Writing Successful Science Proposals – A guide book to science proposal writing. It explains the steps of the proposal process in detail. It includes chapters on private foundation funding and interdisciplinary research, full of step-by-step exercises; written by Andrew J. Friedland and Carol L. Folt (2009)
Principles of a Good Research Proposal (PDF) – a short non-academic research proposal guide. It covers the most important aspects of writing a research proposal, giving some very clear guidelines and asking questions that help clarify your research goals.
Proposals That Work: A Guide for Planning Dissertations and Grant Proposals – a great book for beginners, to overcome the initial hurdles of writing a PhD proposal, by Lawrence F. Locke, Waneen Spirduso and Stephen J. Silverman (2007)
ISOS Proposal Tips – great research proposal writing tips, Salford Business School, University of Salford, Manchester, UK (2010)
Matthew McGranaghan’s Basic Guide – a “work in progress” explaining the basics for first-time research proposal writing students; by Matthew McGranaghan, University of Hawaii
Concise tips from the University of Lancaster – a one-page guidance, full of useful research proposal writing tips for a PhD application at the University of Lancaster, UK
The Monash University Guidelines – a one-page, short guideline overview from the Monash University, Australia
The Elements of a Proposal – a basic explanation of the structure of a research proposal by Frank Pajares, Emory University, Atlanta, GA
Proposal Writer’s Guide – a practical, down-to-earth research proposal guide, intended for faculty members with little or no experience in writing proposals for sponsored research activities; by Don Thackrey, University of Michigan
The Outline of Intended Research of the University of Technology, Sydney (archived copy) – An Outline of Intended Research (OIR) is not the same as a research proposal. The OIR should be a document of about 2000 words, WITHOUT any specific details about the research. Its aim is to provide a “first glance” at 1) the background to the intended area of research (a quick overview of relevant literature a sound knowledge of past and recent work in the domain of interest), 2) a case for its significance and importance (Why does it matter? To whom? What use will it be?) and last but not least, 3) how the intended research fits with a research program in the Faculty.
Research proposal guidelines from the Victoria University of Wellington, NZ (.doc) – a short but practical guide, full of directly applicable structural suggestions; written by Katie Nimmo, Student Learning Support Service, Victoria University of Wellington, New Zealand
Proposal Preparation Guide (PDF) – a concise guide for writing a research proposal from Kent State University, 2010 (Download PDF)

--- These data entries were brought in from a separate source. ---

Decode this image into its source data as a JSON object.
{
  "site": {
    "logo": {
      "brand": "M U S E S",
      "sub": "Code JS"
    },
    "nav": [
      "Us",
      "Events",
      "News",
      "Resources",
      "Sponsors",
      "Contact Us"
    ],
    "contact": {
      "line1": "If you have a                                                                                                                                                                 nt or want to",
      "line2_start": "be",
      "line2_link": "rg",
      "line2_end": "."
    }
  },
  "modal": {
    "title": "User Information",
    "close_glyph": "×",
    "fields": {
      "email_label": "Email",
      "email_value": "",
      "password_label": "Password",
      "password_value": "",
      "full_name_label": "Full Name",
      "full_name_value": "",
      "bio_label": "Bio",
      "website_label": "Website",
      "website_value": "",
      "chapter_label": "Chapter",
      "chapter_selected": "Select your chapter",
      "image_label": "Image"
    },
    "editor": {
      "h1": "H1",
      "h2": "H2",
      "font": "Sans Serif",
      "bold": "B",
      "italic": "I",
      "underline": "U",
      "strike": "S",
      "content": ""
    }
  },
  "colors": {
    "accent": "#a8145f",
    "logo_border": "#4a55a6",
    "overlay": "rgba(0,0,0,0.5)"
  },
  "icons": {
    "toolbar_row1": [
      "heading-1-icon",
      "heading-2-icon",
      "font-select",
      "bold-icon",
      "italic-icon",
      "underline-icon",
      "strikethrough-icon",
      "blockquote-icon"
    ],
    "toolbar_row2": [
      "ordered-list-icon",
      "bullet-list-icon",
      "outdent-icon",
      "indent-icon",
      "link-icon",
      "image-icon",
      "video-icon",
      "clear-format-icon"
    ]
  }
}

The Study Guide of the Birmingham City University – a very useful source that really tells you how you should start writing your research proposal .
Beginners’ Guide to Grant Proposal Writing – Grant Proposal Writing Tips for Beginners and PhD applicants from the University of Calgary, Canada
Some Hints on Writing a Term Project Proposal (PDF) – A concise proposal writing tutorial full of useful tips for project proposal writing by Philip W. L. Fong , Department of Computer Science, University of Calgary, Alberta, Canada, 2009 (Download PDF)
WU Wien Research Proposal Beispiel (PDF) – a basic, two-page Research Proposal Information Brochure for doctoral students at the Vienna University of Economics and Business Administration [ Wirtschaftsuniversität Wien ] (2010)
See the references section from your Literature Review for a comprehensive guide to completing the reference section of your proposal. You do not need to duplicate the efforts of your Literature Review, but PLEASE remember to add any new references that you utilized for your methodology, data collection tools, etc. Spend some time reviewing the references to ensure that they are complete and accurate - names of all the authors, correct date, full and accurate title, complete publishing information (city of publication, publishing company for books, full journal title, volume and number and pages for journal articles). Use the appropriate citation forms for your field of study.
A research proposal is another kind of a complicated academic writing you may be asked to complete pursuing a degree. It differs greatly from any other dissertation or thesis sample, as it is a practical proposal on some scientific investigation. It may even be of greater importance to your academia than any other paper you have submitted before. The tricky part in writing your research proposal paper is that it has to be 100% unique and original. No one will analyze a partially plagiarized research proposal, as it is supposed to promote a good start to your future career. Thus, you have to make sure you paper is grammatically flawless, well structured, and plagiarism free.